--- SOURCE MATERIAL Enclosed Below ---

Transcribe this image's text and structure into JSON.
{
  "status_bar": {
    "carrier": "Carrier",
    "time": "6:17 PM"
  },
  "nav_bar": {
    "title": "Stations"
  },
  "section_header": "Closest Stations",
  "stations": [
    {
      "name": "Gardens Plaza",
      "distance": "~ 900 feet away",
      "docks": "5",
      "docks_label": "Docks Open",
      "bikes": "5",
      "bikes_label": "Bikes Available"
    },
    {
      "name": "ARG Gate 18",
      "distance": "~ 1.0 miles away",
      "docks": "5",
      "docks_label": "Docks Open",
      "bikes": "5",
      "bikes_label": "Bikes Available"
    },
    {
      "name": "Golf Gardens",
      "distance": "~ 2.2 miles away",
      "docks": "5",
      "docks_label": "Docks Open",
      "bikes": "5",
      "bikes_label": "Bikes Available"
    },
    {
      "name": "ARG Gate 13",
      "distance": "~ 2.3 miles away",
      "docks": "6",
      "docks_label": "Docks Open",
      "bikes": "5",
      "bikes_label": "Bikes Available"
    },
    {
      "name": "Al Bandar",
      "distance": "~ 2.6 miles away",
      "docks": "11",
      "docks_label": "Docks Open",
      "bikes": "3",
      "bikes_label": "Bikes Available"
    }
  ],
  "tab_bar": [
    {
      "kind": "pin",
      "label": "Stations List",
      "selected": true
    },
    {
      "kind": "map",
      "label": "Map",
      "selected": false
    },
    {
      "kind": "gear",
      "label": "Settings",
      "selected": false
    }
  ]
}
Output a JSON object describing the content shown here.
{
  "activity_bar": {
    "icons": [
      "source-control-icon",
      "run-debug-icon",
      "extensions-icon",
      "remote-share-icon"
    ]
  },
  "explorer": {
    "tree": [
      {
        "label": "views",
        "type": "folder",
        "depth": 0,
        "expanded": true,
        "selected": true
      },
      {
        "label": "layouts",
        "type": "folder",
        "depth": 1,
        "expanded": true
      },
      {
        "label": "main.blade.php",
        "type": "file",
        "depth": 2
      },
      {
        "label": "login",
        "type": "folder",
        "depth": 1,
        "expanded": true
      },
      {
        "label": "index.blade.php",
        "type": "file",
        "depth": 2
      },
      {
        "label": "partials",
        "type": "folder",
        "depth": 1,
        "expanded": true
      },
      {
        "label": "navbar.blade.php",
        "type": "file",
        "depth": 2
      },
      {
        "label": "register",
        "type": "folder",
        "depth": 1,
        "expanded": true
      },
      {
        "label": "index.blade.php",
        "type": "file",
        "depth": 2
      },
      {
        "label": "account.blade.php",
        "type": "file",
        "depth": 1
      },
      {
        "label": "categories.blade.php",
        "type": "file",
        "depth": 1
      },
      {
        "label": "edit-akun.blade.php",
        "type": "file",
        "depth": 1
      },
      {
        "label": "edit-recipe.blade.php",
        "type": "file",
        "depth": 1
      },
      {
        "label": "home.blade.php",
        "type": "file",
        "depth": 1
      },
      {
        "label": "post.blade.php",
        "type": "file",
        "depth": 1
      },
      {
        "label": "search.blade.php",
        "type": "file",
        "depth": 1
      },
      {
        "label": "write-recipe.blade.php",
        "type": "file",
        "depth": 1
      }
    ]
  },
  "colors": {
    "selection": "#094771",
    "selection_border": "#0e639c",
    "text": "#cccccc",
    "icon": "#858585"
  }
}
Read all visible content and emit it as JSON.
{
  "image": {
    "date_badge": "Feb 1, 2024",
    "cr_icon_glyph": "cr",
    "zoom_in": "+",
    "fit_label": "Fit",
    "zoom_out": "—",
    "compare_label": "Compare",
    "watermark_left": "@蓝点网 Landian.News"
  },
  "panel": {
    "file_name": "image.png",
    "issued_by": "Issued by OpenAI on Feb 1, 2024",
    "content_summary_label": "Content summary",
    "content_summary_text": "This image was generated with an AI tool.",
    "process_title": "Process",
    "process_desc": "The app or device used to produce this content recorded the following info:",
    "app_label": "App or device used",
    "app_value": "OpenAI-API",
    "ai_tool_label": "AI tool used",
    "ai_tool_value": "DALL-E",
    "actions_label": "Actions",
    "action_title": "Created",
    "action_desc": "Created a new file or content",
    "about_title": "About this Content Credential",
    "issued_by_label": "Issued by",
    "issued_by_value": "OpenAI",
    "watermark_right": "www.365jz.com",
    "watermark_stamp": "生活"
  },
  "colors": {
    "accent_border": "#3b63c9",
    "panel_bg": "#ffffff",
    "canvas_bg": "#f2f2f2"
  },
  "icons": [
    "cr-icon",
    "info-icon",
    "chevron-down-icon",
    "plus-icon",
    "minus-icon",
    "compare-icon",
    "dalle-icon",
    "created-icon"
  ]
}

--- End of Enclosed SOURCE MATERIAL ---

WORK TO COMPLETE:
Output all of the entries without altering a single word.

OUTPUT OF THE TASK:
Transcribe this image's text and structure into JSON.
{
  "status_bar": {
    "carrier": "Carrier",
    "time": "6:17 PM"
  },
  "nav_bar": {
    "title": "Stations"
  },
  "section_header": "Closest Stations",
  "stations": [
    {
      "name": "Gardens Plaza",
      "distance": "~ 900 feet away",
      "docks": "5",
      "docks_label": "Docks Open",
      "bikes": "5",
      "bikes_label": "Bikes Available"
    },
    {
      "name": "ARG Gate 18",
      "distance": "~ 1.0 miles away",
      "docks": "5",
      "docks_label": "Docks Open",
      "bikes": "5",
      "bikes_label": "Bikes Available"
    },
    {
      "name": "Golf Gardens",
      "distance": "~ 2.2 miles away",
      "docks": "5",
      "docks_label": "Docks Open",
      "bikes": "5",
      "bikes_label": "Bikes Available"
    },
    {
      "name": "ARG Gate 13",
      "distance": "~ 2.3 miles away",
      "docks": "6",
      "docks_label": "Docks Open",
      "bikes": "5",
      "bikes_label": "Bikes Available"
    },
    {
      "name": "Al Bandar",
      "distance": "~ 2.6 miles away",
      "docks": "11",
      "docks_label": "Docks Open",
      "bikes": "3",
      "bikes_label": "Bikes Available"
    }
  ],
  "tab_bar": [
    {
      "kind": "pin",
      "label": "Stations List",
      "selected": true
    },
    {
      "kind": "map",
      "label": "Map",
      "selected": false
    },
    {
      "kind": "gear",
      "label": "Settings",
      "selected": false
    }
  ]
}
Output a JSON object describing the content shown here.
{
  "activity_bar": {
    "icons": [
      "source-control-icon",
      "run-debug-icon",
      "extensions-icon",
      "remote-share-icon"
    ]
  },
  "explorer": {
    "tree": [
      {
        "label": "views",
        "type": "folder",
        "depth": 0,
        "expanded": true,
        "selected": true
      },
      {
        "label": "layouts",
        "type": "folder",
        "depth": 1,
        "expanded": true
      },
      {
        "label": "main.blade.php",
        "type": "file",
        "depth": 2
      },
      {
        "label": "login",
        "type": "folder",
        "depth": 1,
        "expanded": true
      },
      {
        "label": "index.blade.php",
        "type": "file",
        "depth": 2
      },
      {
        "label": "partials",
        "type": "folder",
        "depth": 1,
        "expanded": true
      },
      {
        "label": "navbar.blade.php",
        "type": "file",
        "depth": 2
      },
      {
        "label": "register",
        "type": "folder",
        "depth": 1,
        "expanded": true
      },
      {
        "label": "index.blade.php",
        "type": "file",
        "depth": 2
      },
      {
        "label": "account.blade.php",
        "type": "file",
        "depth": 1
      },
      {
        "label": "categories.blade.php",
        "type": "file",
        "depth": 1
      },
      {
        "label": "edit-akun.blade.php",
        "type": "file",
        "depth": 1
      },
      {
        "label": "edit-recipe.blade.php",
        "type": "file",
        "depth": 1
      },
      {
        "label": "home.blade.php",
        "type": "file",
        "depth": 1
      },
      {
        "label": "post.blade.php",
        "type": "file",
        "depth": 1
      },
      {
        "label": "search.blade.php",
        "type": "file",
        "depth": 1
      },
      {
        "label": "write-recipe.blade.php",
        "type": "file",
        "depth": 1
      }
    ]
  },
  "colors": {
    "selection": "#094771",
    "selection_border": "#0e639c",
    "text": "#cccccc",
    "icon": "#858585"
  }
}
Read all visible content and emit it as JSON.
{
  "image": {
    "date_badge": "Feb 1, 2024",
    "cr_icon_glyph": "cr",
    "zoom_in": "+",
    "fit_label": "Fit",
    "zoom_out": "—",
    "compare_label": "Compare",
    "watermark_left": "@蓝点网 Landian.News"
  },
  "panel": {
    "file_name": "image.png",
    "issued_by": "Issued by OpenAI on Feb 1, 2024",
    "content_summary_label": "Content summary",
    "content_summary_text": "This image was generated with an AI tool.",
    "process_title": "Process",
    "process_desc": "The app or device used to produce this content recorded the following info:",
    "app_label": "App or device used",
    "app_value": "OpenAI-API",
    "ai_tool_label": "AI tool used",
    "ai_tool_value": "DALL-E",
    "actions_label": "Actions",
    "action_title": "Created",
    "action_desc": "Created a new file or content",
    "about_title": "About this Content Credential",
    "issued_by_label": "Issued by",
    "issued_by_value": "OpenAI",
    "watermark_right": "www.365jz.com",
    "watermark_stamp": "生活"
  },
  "colors": {
    "accent_border": "#3b63c9",
    "panel_bg": "#ffffff",
    "canvas_bg": "#f2f2f2"
  },
  "icons": [
    "cr-icon",
    "info-icon",
    "chevron-down-icon",
    "plus-icon",
    "minus-icon",
    "compare-icon",
    "dalle-icon",
    "created-icon"
  ]
}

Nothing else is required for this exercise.